§ WHAT IS EXPECTED
Return the entire listing, word for word.

§ DATA FOR THIS EXERCISE

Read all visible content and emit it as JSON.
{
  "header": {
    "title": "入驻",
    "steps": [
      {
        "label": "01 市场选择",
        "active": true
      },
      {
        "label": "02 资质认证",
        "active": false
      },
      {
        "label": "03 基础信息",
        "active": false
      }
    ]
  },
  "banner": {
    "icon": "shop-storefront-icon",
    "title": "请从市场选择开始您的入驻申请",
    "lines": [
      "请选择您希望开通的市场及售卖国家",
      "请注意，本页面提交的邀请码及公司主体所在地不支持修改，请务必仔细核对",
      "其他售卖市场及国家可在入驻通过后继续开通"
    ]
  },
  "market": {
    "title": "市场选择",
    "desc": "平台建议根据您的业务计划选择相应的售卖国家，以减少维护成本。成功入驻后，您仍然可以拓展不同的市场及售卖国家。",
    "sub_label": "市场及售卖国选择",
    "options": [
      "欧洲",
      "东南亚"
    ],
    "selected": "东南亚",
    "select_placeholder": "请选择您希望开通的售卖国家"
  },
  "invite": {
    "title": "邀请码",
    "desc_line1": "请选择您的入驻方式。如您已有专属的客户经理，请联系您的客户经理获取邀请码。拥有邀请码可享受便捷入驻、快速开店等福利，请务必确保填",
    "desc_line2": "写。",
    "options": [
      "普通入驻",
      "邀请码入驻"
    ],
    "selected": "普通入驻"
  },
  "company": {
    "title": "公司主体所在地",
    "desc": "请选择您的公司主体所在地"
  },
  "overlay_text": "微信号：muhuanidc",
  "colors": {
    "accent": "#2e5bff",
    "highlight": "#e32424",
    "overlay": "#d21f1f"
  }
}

§ REPLY
Read all visible content and emit it as JSON.
{
  "header": {
    "title": "入驻",
    "steps": [
      {
        "label": "01 市场选择",
        "active": true
      },
      {
        "label": "02 资质认证",
        "active": false
      },
      {
        "label": "03 基础信息",
        "active": false
      }
    ]
  },
  "banner": {
    "icon": "shop-storefront-icon",
    "title": "请从市场选择开始您的入驻申请",
    "lines": [
      "请选择您希望开通的市场及售卖国家",
      "请注意，本页面提交的邀请码及公司主体所在地不支持修改，请务必仔细核对",
      "其他售卖市场及国家可在入驻通过后继续开通"
    ]
  },
  "market": {
    "title": "市场选择",
    "desc": "平台建议根据您的业务计划选择相应的售卖国家，以减少维护成本。成功入驻后，您仍然可以拓展不同的市场及售卖国家。",
    "sub_label": "市场及售卖国选择",
    "options": [
      "欧洲",
      "东南亚"
    ],
    "selected": "东南亚",
    "select_placeholder": "请选择您希望开通的售卖国家"
  },
  "invite": {
    "title": "邀请码",
    "desc_line1": "请选择您的入驻方式。如您已有专属的客户经理，请联系您的客户经理获取邀请码。拥有邀请码可享受便捷入驻、快速开店等福利，请务必确保填",
    "desc_line2": "写。",
    "options": [
      "普通入驻",
      "邀请码入驻"
    ],
    "selected": "普通入驻"
  },
  "company": {
    "title": "公司主体所在地",
    "desc": "请选择您的公司主体所在地"
  },
  "overlay_text": "微信号：muhuanidc",
  "colors": {
    "accent": "#2e5bff",
    "highlight": "#e32424",
    "overlay": "#d21f1f"
  }
}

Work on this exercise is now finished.